Labour’s David Lammy is also open about his desire to overthrow the largest act of democracy in our history. He described the vote for Brexit as ‘madness’ and says MPs must ‘bring this nightmare to an end’. ‘This nightmare’ – he means the public’s reasoned, democratic request to leave the EU. This is the depth of the contempt some MPs now feel for ordinary people – they see our political beliefs as a ‘nightmare’.
On the Tory side, people like Anna Soubry have not been shy about their hatred for Brexit. Yesterday, Soubry posted a chilling message on Twitter. She said parliament has ‘historic’ business to take care of this week and reminded everyone that under Section 5 of the Public Order Act it is an ‘arrestable offence if a person uses threatening or abusive words’ that cause someone – her, presumably – to feel ‘alarm or distress’. In essence she’s warning the masses to stay away from parliament, to not even think about protesting there. It is testament to the arrogance of the political elites that they can openly call for the overthrow of Brexit and warn the little people that they might be arrested if they get too angry about this blatant assault on our democratic rights. ‘Know your place, plebs’ – that is what they are saying.
The extent to which parliament is conspiring against the people can be seen in Commons speaker John Bercow’s ripping-up of parliamentary rules. Last week Bercow allowed MPs to vote on an amendment to a motion put forward by Tory arch-Remainer Dominic Grieve.

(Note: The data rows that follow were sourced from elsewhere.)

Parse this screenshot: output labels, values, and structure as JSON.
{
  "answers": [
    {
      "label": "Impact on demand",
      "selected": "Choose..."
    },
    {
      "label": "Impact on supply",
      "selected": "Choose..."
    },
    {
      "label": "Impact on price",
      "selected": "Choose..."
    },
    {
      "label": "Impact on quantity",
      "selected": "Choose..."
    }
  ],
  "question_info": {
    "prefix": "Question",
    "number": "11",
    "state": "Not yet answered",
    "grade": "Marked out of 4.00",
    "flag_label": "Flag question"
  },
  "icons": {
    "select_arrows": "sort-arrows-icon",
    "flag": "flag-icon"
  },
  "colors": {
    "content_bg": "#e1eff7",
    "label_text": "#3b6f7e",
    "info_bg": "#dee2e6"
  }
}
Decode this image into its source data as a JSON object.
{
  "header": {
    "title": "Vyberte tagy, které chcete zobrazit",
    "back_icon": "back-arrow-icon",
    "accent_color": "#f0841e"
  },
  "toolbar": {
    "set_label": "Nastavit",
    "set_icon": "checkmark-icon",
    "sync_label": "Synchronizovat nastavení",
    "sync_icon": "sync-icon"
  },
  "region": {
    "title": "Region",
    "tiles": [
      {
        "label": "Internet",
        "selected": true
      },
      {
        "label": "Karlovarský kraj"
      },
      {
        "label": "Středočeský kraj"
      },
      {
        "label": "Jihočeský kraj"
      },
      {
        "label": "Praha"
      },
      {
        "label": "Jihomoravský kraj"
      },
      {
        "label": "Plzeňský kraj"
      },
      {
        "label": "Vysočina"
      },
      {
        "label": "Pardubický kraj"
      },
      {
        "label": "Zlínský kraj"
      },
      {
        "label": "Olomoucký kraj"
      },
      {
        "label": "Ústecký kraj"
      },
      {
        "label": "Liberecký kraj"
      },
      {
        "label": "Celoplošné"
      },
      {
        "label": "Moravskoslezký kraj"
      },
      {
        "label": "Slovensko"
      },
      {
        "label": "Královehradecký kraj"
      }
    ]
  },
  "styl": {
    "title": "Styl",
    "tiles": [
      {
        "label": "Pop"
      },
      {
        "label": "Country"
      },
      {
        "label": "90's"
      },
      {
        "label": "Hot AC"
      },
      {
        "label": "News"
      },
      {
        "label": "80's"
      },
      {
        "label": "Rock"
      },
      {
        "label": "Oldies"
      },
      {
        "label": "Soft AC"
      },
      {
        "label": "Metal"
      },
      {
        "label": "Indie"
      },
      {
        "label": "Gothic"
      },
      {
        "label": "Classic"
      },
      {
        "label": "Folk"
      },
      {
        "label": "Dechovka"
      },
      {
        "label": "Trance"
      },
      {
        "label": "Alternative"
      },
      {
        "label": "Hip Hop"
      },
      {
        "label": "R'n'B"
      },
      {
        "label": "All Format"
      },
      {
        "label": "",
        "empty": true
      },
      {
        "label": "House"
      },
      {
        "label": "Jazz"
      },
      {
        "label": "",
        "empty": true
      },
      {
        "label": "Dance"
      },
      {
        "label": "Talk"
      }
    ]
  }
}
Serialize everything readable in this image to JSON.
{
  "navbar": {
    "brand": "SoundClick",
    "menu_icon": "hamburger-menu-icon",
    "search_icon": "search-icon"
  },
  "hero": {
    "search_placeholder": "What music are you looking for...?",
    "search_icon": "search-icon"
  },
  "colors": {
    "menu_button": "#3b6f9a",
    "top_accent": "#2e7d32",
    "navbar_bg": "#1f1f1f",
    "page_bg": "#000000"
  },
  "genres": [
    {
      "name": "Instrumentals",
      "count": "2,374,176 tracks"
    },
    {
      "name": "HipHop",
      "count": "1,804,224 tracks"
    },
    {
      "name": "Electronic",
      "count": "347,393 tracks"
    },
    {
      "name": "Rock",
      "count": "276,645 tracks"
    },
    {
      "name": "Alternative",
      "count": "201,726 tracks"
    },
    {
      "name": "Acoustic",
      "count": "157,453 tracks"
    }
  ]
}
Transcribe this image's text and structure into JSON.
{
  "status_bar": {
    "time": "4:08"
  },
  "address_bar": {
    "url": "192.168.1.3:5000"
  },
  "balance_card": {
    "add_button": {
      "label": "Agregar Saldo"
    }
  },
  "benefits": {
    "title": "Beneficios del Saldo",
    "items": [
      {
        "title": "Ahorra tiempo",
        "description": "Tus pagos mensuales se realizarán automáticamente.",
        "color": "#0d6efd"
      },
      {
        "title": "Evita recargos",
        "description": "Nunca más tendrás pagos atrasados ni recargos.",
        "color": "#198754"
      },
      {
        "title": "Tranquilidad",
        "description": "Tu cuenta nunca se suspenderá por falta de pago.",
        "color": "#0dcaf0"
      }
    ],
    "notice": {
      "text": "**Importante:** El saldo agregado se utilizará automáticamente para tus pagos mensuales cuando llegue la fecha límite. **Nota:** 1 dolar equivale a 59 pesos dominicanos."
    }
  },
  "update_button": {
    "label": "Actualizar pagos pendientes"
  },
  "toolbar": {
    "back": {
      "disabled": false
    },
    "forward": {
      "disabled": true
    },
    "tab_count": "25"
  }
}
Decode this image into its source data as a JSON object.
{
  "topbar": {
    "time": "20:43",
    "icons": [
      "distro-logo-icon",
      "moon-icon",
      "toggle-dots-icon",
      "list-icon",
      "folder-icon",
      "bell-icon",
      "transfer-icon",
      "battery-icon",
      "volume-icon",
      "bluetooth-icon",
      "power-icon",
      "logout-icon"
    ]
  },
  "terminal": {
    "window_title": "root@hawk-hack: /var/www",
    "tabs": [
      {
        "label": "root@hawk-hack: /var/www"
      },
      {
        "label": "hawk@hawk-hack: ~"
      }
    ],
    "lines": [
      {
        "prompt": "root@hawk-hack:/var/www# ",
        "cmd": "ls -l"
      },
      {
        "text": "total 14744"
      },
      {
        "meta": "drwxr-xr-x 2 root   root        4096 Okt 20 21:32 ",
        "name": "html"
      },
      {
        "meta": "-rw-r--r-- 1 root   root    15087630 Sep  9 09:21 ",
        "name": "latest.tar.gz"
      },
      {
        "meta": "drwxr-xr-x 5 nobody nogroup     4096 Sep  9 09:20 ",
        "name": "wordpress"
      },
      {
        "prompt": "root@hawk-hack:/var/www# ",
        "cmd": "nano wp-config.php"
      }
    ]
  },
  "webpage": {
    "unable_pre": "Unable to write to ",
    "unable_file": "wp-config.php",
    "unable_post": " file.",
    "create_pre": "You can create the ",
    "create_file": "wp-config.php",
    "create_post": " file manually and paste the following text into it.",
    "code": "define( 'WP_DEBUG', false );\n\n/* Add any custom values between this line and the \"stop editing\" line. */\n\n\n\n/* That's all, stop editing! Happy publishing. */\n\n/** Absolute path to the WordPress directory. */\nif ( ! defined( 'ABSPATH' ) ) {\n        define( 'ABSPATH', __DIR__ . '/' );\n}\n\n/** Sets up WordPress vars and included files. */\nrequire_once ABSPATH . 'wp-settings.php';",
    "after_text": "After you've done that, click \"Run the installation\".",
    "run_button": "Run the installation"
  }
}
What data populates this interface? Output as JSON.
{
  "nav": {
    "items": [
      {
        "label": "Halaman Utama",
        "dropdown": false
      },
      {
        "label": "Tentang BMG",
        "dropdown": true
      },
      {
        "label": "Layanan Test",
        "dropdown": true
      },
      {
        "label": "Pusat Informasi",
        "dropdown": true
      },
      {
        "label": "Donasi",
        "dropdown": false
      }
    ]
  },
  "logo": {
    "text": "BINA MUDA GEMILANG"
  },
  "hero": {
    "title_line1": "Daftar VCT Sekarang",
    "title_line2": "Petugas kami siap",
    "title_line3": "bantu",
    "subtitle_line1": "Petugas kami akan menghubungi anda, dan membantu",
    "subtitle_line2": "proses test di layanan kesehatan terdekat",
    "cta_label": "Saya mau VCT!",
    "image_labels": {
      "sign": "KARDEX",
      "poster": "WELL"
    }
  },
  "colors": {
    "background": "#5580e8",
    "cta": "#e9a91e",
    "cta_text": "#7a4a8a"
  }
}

The amendment, voted through by 308 to 297 MPs, would force the government to come up with a Plan B within three days if May’s deal is defeated in the Commons today. As the BBC says, this means MPs who are ‘plotting’ against Brexit would have ‘more space in which to work’.
Thanks to Bercow’s unprecedented move, backbenchers will have far greater leeway to hamper and even kill off Brexit. It is believed that anti-Brexit backbenchers are planning to table an amendment which would give their motions priority over government motions. Not only would this dramatically change how parliament has always operated – it would also allow influential backbenchers to scupper a No Deal Brexit and maybe even force through the holding of a second referendum. Some are referring to this as a coup – an attempt by certain MPs to take back control not only from the government but also from us, from the public, from the 17.4million who voted for Brexit. It is important to remember this: these MPs are not defending parliamentary sovereignty against an overreaching executive – they are insulating their own minority political view from the voices and beliefs of the public.
Democracy is hanging by a thread in this country. Last year MPs celebrated the 100th anniversary of (some) women and working-class men finally getting the vote. This year they are using their clout to overthrow something that millions of us voted for. The hypocrisy is staggering. In this battle between MPs who back May’s Brexit betrayal and MPs who want to go even further in ending the ‘nightmare’ of Brexit, there will be one clear loser – democracy. It is time the British public rudely intruded on this phoney battle between two shades of anti-democracy and made their voices heard – even if our voices cause some to feel ‘alarm and distress’.
Picture by: Getty.
Join Brendan O’Neill, Nadine Strossen and Paul Coleman at ‘Should we be free to hate?’, a Spiked US panel discussion in NYC on 29 January. Get your free tickets here.
Should we be free to hate?
Tuesday, January 29, 2019 – 6.30pm-8pm
New York Law School,
New York, NY
Brendan O'Neill, Nadine Strossen and Paul Coleman